Lines with the word "solving": copy all of them from the entries below.

Page and application data records
===============

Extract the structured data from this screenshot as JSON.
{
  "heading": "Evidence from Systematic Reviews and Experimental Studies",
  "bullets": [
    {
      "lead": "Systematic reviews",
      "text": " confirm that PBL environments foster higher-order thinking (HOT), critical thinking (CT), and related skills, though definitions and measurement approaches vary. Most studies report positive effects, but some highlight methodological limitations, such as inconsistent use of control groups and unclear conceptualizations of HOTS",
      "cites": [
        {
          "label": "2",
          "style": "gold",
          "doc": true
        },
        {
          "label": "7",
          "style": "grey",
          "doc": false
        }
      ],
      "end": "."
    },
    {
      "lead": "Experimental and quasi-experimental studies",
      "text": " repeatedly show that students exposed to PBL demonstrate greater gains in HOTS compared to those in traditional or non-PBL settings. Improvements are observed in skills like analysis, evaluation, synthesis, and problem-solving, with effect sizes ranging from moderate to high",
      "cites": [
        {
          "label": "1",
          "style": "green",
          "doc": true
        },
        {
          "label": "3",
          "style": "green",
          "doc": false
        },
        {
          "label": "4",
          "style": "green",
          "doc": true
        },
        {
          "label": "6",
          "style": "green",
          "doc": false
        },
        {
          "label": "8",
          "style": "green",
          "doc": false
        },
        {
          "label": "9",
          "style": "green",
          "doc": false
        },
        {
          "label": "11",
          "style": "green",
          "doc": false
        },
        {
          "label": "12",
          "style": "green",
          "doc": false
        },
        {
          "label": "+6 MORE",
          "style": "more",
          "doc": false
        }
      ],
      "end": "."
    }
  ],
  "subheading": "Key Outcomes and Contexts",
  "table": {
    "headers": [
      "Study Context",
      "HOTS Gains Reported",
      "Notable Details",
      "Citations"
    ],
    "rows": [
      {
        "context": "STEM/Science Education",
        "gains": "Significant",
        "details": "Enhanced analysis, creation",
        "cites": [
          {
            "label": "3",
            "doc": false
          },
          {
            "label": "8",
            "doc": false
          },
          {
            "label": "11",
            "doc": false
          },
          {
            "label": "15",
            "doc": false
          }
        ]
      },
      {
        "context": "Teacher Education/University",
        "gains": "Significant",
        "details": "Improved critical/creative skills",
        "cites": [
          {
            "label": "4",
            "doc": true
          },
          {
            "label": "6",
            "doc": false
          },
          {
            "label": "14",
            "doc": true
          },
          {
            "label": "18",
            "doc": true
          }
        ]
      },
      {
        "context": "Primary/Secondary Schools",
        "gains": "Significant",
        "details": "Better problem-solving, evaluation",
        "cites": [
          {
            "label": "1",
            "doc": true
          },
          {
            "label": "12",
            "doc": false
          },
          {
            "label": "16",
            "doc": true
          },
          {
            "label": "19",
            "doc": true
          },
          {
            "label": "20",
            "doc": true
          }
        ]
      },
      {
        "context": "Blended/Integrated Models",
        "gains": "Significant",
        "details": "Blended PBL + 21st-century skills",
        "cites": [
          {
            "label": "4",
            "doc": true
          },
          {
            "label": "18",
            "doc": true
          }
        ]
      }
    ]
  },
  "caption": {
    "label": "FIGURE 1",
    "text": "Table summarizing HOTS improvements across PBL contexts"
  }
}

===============

__Exercise result__:
      "text": " repeatedly show that students exposed to PBL demonstrate greater gains in HOTS compared to those in traditional or non-PBL settings. Improvements are observed in skills like analysis, evaluation, synthesis, and problem-solving, with effect sizes ranging from moderate to high",
        "details": "Better problem-solving, evaluation",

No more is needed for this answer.